WORK INSTRUCTION: Retype the whole listing exactly.

SUPPLIED MATERIAL:
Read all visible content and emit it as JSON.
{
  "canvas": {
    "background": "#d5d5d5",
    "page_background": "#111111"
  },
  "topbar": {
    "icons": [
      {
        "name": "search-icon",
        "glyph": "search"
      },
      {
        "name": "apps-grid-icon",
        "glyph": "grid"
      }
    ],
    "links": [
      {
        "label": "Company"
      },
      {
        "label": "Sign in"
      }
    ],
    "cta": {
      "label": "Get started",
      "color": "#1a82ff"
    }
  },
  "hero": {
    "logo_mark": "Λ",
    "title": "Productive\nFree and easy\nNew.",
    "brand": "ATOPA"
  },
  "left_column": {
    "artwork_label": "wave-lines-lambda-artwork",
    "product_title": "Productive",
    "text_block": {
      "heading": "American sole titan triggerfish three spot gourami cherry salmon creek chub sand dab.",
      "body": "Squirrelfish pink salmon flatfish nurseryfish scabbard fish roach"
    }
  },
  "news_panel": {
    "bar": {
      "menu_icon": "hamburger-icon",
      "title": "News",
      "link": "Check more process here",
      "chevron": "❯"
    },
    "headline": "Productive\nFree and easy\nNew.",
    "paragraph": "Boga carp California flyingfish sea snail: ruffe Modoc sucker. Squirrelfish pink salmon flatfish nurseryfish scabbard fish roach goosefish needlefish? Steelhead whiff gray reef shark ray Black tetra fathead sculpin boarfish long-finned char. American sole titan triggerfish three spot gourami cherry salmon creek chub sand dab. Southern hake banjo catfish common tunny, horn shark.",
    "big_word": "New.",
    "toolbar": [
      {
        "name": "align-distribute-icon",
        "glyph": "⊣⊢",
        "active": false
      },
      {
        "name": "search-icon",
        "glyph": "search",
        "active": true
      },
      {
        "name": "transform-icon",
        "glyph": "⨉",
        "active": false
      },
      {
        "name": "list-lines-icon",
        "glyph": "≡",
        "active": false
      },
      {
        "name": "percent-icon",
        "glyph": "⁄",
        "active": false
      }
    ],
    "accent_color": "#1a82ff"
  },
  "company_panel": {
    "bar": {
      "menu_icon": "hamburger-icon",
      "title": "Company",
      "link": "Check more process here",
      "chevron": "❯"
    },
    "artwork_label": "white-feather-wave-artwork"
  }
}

TASK ANSWER:
Read all visible content and emit it as JSON.
{
  "canvas": {
    "background": "#d5d5d5",
    "page_background": "#111111"
  },
  "topbar": {
    "icons": [
      {
        "name": "search-icon",
        "glyph": "search"
      },
      {
        "name": "apps-grid-icon",
        "glyph": "grid"
      }
    ],
    "links": [
      {
        "label": "Company"
      },
      {
        "label": "Sign in"
      }
    ],
    "cta": {
      "label": "Get started",
      "color": "#1a82ff"
    }
  },
  "hero": {
    "logo_mark": "Λ",
    "title": "Productive\nFree and easy\nNew.",
    "brand": "ATOPA"
  },
  "left_column": {
    "artwork_label": "wave-lines-lambda-artwork",
    "product_title": "Productive",
    "text_block": {
      "heading": "American sole titan triggerfish three spot gourami cherry salmon creek chub sand dab.",
      "body": "Squirrelfish pink salmon flatfish nurseryfish scabbard fish roach"
    }
  },
  "news_panel": {
    "bar": {
      "menu_icon": "hamburger-icon",
      "title": "News",
      "link": "Check more process here",
      "chevron": "❯"
    },
    "headline": "Productive\nFree and easy\nNew.",
    "paragraph": "Boga carp California flyingfish sea snail: ruffe Modoc sucker. Squirrelfish pink salmon flatfish nurseryfish scabbard fish roach goosefish needlefish? Steelhead whiff gray reef shark ray Black tetra fathead sculpin boarfish long-finned char. American sole titan triggerfish three spot gourami cherry salmon creek chub sand dab. Southern hake banjo catfish common tunny, horn shark.",
    "big_word": "New.",
    "toolbar": [
      {
        "name": "align-distribute-icon",
        "glyph": "⊣⊢",
        "active": false
      },
      {
        "name": "search-icon",
        "glyph": "search",
        "active": true
      },
      {
        "name": "transform-icon",
        "glyph": "⨉",
        "active": false
      },
      {
        "name": "list-lines-icon",
        "glyph": "≡",
        "active": false
      },
      {
        "name": "percent-icon",
        "glyph": "⁄",
        "active": false
      }
    ],
    "accent_color": "#1a82ff"
  },
  "company_panel": {
    "bar": {
      "menu_icon": "hamburger-icon",
      "title": "Company",
      "link": "Check more process here",
      "chevron": "❯"
    },
    "artwork_label": "white-feather-wave-artwork"
  }
}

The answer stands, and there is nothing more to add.